 Trail The new Desert Arroyo Park is now open. This beautiful 58-acre parcel of native desert uplands is located at the northeast corner of McKellips and Ellsworth Roads. The park takes full advantage of the site’s natural desert landscape with a passive park focusing on experiencing the native desert.
 Mariposa Park  

Located at 2351 S. Hawes Road, the nine acre Mariposa Park has three nature themed play pockets that children can climb, jump and explore in. There are eight fitness stations that run along the perimeter of the park with two of the stations meeting ADA requirements. The main playground has two play features. All the play equipment promotes children and teens to become physically active through discovery and play.

 mesa-urban-garden-for-web Located in the heart of downtown Mesa, the Mesa Urban Garden is a community organization that provides fresh produce directly to the community and local food banks.
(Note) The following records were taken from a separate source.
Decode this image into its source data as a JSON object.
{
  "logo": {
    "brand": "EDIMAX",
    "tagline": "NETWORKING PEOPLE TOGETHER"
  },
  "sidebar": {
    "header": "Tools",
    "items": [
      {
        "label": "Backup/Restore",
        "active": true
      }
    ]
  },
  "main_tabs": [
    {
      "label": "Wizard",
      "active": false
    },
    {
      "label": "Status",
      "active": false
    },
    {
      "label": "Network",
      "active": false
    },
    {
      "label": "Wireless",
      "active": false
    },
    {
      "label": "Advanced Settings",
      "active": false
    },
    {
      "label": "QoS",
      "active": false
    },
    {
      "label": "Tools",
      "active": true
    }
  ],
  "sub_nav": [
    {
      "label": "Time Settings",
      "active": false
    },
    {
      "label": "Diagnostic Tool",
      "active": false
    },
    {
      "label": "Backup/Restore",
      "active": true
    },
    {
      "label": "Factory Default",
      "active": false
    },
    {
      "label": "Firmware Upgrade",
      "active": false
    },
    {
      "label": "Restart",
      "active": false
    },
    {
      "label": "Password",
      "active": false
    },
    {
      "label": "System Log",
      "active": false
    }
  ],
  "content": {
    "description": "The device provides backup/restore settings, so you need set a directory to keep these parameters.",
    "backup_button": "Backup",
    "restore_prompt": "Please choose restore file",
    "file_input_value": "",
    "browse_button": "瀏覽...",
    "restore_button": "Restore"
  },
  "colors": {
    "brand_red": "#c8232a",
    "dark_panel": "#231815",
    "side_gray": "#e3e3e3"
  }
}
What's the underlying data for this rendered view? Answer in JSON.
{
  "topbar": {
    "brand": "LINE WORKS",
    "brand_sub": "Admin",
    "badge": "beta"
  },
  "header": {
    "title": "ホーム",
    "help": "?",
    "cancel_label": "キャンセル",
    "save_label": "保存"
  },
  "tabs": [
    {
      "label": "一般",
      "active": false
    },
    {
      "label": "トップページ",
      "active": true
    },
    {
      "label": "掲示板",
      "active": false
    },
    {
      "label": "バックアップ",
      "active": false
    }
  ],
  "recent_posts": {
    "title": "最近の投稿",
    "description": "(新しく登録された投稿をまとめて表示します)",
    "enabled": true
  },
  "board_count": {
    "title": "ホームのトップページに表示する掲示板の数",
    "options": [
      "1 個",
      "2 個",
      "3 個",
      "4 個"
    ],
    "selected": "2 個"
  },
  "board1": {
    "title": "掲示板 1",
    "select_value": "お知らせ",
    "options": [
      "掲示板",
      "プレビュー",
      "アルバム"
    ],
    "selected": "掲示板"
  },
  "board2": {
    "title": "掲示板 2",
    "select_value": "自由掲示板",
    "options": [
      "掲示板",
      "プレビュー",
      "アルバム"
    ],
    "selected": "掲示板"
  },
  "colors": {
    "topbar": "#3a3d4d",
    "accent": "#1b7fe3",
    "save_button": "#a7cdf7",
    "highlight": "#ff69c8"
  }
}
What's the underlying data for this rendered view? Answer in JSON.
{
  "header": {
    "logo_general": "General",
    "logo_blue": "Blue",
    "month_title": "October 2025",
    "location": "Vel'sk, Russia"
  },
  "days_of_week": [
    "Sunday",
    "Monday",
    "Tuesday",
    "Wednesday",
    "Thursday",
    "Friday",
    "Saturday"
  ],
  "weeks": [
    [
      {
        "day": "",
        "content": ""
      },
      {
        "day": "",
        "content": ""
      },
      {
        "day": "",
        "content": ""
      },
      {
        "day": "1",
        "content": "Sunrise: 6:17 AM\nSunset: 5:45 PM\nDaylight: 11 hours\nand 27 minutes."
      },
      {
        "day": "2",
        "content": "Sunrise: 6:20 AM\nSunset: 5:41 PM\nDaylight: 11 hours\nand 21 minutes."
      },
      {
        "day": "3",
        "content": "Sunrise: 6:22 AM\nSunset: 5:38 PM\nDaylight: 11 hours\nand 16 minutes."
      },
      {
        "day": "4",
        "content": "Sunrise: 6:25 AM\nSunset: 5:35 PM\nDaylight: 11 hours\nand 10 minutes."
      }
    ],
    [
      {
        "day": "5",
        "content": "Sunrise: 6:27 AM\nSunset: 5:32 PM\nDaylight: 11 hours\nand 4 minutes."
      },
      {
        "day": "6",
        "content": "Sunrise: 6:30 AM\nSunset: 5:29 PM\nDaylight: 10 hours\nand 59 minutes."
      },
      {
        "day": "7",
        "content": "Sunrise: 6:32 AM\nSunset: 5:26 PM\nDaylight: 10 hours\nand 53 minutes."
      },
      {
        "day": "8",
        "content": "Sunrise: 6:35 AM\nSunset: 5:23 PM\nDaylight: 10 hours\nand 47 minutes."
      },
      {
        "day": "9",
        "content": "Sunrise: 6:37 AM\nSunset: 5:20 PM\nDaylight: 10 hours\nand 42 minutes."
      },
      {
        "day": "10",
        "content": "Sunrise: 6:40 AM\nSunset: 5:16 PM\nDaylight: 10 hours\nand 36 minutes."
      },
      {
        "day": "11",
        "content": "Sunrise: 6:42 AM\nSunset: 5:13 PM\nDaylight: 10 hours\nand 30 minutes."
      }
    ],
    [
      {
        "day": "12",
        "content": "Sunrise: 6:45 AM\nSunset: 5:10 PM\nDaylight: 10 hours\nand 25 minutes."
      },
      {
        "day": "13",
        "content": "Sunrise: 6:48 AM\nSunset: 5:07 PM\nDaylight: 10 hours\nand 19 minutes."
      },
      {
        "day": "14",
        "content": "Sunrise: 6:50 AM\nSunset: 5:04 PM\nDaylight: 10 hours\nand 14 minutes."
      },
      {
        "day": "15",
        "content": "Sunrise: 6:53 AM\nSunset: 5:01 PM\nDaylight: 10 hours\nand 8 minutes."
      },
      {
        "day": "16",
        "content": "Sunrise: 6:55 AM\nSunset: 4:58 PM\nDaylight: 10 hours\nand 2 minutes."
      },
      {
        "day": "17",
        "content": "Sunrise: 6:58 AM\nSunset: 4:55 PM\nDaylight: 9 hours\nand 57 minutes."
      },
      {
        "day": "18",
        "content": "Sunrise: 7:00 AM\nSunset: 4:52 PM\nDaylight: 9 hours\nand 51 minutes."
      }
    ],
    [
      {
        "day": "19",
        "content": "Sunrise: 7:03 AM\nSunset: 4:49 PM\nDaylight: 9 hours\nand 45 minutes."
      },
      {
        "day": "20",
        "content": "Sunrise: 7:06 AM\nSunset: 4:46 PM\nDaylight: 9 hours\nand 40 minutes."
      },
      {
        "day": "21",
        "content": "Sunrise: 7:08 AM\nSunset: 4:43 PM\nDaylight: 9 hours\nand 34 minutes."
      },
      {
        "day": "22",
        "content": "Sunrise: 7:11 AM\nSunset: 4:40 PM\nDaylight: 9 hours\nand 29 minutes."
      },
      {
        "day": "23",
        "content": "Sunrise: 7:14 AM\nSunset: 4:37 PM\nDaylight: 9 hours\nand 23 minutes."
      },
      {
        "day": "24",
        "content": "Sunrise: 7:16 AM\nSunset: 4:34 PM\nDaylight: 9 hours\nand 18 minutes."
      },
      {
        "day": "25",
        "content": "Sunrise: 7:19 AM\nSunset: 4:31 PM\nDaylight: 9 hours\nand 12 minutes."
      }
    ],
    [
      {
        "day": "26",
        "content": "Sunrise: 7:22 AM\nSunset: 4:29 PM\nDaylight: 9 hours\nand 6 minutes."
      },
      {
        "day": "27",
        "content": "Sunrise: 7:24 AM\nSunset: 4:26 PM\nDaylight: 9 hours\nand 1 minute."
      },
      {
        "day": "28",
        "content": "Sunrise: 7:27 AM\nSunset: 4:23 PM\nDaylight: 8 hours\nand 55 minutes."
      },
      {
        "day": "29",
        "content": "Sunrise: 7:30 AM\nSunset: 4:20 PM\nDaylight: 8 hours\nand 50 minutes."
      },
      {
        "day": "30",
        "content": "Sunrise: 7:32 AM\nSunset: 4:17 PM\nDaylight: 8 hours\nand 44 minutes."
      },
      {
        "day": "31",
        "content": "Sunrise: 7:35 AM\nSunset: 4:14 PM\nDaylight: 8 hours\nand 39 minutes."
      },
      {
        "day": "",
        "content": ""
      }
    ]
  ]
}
As part of the Monarch Project, butterfly waystations were recently constructed at the Jefferson & Webster Recreation Centers to promote the population of the endangered Monarch butterfly. Please visit the Jefferson Recreation Center and the Webster Recreation Center for information on other community activities.

Update on the rebound of the Monarch population!

 CM-living-green-for-web A highlight of the spring Celebrate Mesa event, the Living Green Village shares information on sustainability, green ideas and protecting the natural environment.  Visit the Sustainability page for some great ideas and opportunities.
 Tree City Logo Full Color Mesa is recognized as a Tree City USA community. This national program provides the framework for community forestry management for cities and towns across America. Communities achieve Tree City USA status by meeting four core standards of sound urban forestry management: maintaining a tree board or department, having a community tree ordinance, spending at least $2 per capita on urban forestry and celebrating Arbor Day.